++++ Dataset excerpts

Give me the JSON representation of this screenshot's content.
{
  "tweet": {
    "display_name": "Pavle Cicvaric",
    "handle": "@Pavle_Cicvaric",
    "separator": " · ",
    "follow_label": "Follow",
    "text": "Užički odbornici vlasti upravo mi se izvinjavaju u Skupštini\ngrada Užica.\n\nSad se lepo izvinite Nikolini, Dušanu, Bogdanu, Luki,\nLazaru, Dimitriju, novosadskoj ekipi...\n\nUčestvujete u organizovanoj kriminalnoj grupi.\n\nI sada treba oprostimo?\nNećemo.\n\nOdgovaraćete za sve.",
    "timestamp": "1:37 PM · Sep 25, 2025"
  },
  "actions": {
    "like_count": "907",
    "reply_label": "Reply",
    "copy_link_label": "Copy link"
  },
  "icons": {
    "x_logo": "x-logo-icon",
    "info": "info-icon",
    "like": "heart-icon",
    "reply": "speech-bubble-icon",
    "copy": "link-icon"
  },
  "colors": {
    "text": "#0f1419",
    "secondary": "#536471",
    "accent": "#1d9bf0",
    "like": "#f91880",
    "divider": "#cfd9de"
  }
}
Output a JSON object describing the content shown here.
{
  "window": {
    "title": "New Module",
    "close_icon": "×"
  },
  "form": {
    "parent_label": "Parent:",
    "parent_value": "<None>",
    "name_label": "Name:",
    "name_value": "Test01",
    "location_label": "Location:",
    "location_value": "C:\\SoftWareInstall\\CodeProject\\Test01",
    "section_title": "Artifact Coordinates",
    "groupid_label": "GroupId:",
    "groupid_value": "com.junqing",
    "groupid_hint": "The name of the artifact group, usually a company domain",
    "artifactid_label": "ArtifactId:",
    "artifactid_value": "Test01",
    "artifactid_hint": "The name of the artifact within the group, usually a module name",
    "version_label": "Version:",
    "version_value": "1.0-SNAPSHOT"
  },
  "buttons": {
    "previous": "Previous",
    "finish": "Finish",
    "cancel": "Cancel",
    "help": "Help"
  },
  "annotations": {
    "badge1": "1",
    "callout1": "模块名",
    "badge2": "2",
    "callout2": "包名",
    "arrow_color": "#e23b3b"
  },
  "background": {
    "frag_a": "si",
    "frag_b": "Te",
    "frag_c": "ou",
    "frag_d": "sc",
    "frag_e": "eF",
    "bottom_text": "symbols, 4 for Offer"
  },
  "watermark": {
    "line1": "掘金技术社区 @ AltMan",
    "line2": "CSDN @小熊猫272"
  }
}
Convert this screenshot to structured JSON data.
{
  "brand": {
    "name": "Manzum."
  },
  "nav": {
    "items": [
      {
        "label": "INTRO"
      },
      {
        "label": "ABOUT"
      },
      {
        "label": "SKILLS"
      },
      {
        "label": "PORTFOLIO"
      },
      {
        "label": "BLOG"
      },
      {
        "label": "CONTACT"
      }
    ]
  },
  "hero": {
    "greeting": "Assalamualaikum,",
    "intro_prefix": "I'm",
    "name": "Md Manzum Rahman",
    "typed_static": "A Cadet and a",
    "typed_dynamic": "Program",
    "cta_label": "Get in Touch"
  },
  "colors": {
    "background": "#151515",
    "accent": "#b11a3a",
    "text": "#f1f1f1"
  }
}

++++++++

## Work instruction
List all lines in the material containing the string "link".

## Answer section
    "copy_link_label": "Copy link"
    "copy": "link-icon"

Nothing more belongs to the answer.